Before I got five steps from my car, I was greeted by Brooks Bodie. He’d been greeting guests like that for a long time, but I had never experienced it before. His kind smile and encouraging words convinced me that I would want to be part of this church even if I wasn’t on staff.
Greeting: Rick Warren’s goal is to have every guest greeted five times on their way in and three on their way out. If your church is smaller, you can scale that accordingly.
Directing: Visitors want to know three locations: Where are the children’s rooms? Where are the bathrooms? And where is the auditorium?
Last week, I asked a Walmart clerk where I could find a particular item. She surprised me by walking me to the exact aisle. That left me with such a good impression that I’m now telling you about it!
Good signage can help with this, but nothing beats a smile, a handshake and an offer to show me where I need to go.

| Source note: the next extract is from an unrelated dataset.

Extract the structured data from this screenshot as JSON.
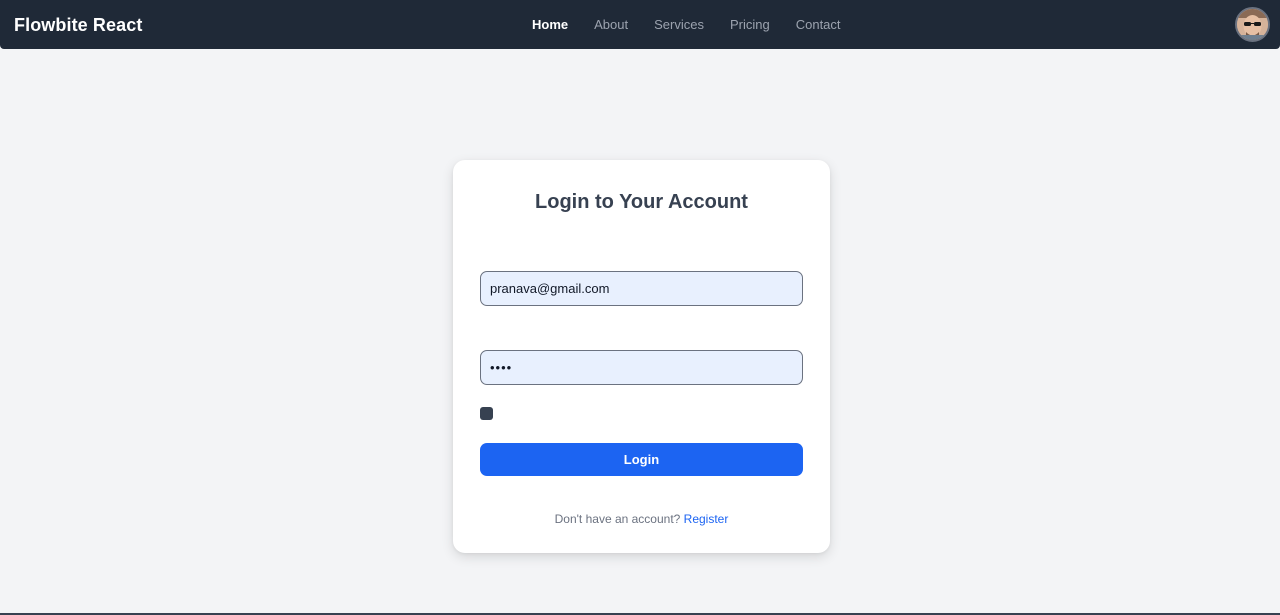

Seating: Walking into a church auditorium can feel awkward. A sparsely populated room makes me feel self-conscious. A densely populated room makes it hard to find a seat. Both problems are diminished by the help of a friendly usher who suggests a particular seat or section and walks me there.

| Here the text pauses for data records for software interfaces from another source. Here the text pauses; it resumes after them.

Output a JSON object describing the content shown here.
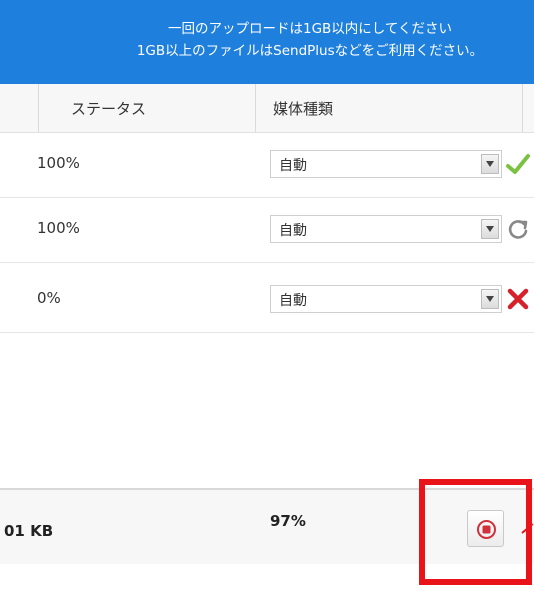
{
  "notice": {
    "line1": "一回のアップロードは1GB以内にしてください",
    "line2": "1GB以上のファイルはSendPlusなどをご利用ください。"
  },
  "table": {
    "columns": {
      "status": "ステータス",
      "media": "媒体種類"
    },
    "rows": [
      {
        "progress": "100%",
        "media": "自動",
        "state_icon": "check-icon"
      },
      {
        "progress": "100%",
        "media": "自動",
        "state_icon": "refresh-icon"
      },
      {
        "progress": "0%",
        "media": "自動",
        "state_icon": "x-icon"
      }
    ]
  },
  "footer": {
    "total_size": "01 KB",
    "total_progress": "97%",
    "stop_icon": "stop-icon"
  },
  "colors": {
    "banner": "#1f7fdc",
    "success": "#7cc242",
    "error": "#d6202a",
    "annotation": "#e8141a"
  }
}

Treating: If first impressions are important, so are last impressions. At New Song, we offer every first-time guest a copy of The God Questions, Gift Edition. It’s a small gift book (available from Outreach, Inc.) that reads easy and answers the five major questions people have about God.

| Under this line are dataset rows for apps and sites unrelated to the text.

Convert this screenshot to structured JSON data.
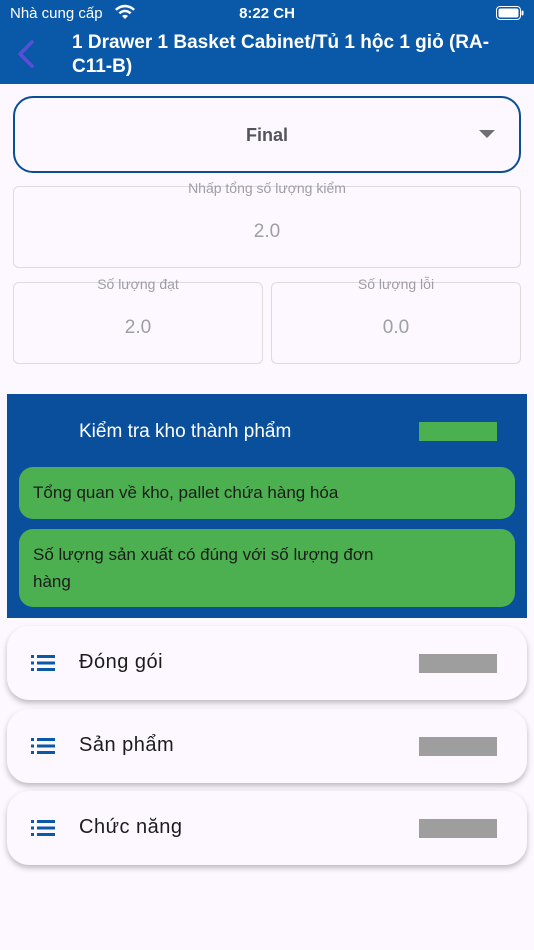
{
  "status_bar": {
    "carrier": "Nhà cung cấp",
    "time": "8:22 CH",
    "wifi_icon": "wifi-icon",
    "battery_icon": "battery-icon"
  },
  "header": {
    "back_icon": "chevron-left-icon",
    "title": "1 Drawer 1 Basket Cabinet/Tủ 1 hộc 1 giỏ (RA-C11-B)"
  },
  "stage_select": {
    "value": "Final",
    "arrow_icon": "triangle-down-icon"
  },
  "fields": {
    "total": {
      "label": "Nhấp tổng số lượng kiểm",
      "value": "2.0"
    },
    "pass": {
      "label": "Số lượng đạt",
      "value": "2.0"
    },
    "fail": {
      "label": "Số lượng lỗi",
      "value": "0.0"
    }
  },
  "section_expanded": {
    "title": "Kiểm tra kho thành phẩm",
    "status_color": "#4caf50",
    "items": [
      {
        "label": "Tổng quan về kho, pallet chứa hàng hóa"
      },
      {
        "label": "Số lượng sản xuất có đúng với số lượng đơn hàng"
      }
    ]
  },
  "sections_collapsed": [
    {
      "label": "Đóng gói",
      "icon": "list-icon"
    },
    {
      "label": "Sản phẩm",
      "icon": "list-icon"
    },
    {
      "label": "Chức năng",
      "icon": "list-icon"
    }
  ],
  "colors": {
    "header_bg": "#0a58a8",
    "section_bg": "#0a4f9c",
    "item_green": "#4caf50",
    "pending_gray": "#9e9e9e"
  }
}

Most weekends, we put the books by the door, or offer them at our Information Counter. But on Christmas Eve, I stand at the front of the church and offer to sign the gift page and give a free copy to all newcomers. This gives me a chance to say a personal word to every guest who is willing to come up after the service.
2. Invite them to Christ.
The one force that can change a person’s mind about church attendance is the Holy Spirit. I believe every church should present an invitation to Christ at every Christmas, Easter and funeral service.
Many churches miss this opportunity.
But your Christmas visitors expect you to talk about Jesus. So explain how Jesus wants to have a relationship with them, and the benefits they’ll receive from bowing down to him (salvation, forgiveness, peace, etc.).
This can be scary the first time you try it, but the rewards of seeing someone come to Christ will quickly convince you to be bold every chance you get!
3. Connect with them afterward.
During every service, we ask everyone to fill out a Connection Card. I email all guests within 48 hours. A member of our First Impressions Team also calls them. And two days later, I send a personal note in the mail. The note tells them what we’ll be covering the next weekend, and includes a coupon for the movie To Save a Life, which they can redeem in our bookstore.
My favorite memory from last year’s Christmas services comes from a young Marine named George. George and his wife received Christ in one of our services. When I emailed him on the 26, he responded that he wanted to sing in church soon. I’m hesitant to put an unknown artist on our stage, so I thanked him and told him one of our worship pastors would be in touch.
A few days later, I heard the story: “George is good! He’ll be singing next weekend!” After receiving Christ, George went home and wrote a song about what had just happened to him.
His wife had recently miscarried. They came to church desperate, and God met them there. Now they were experiencing the peace that surpasses understanding.
May you have many Georges visit your church this Christmas!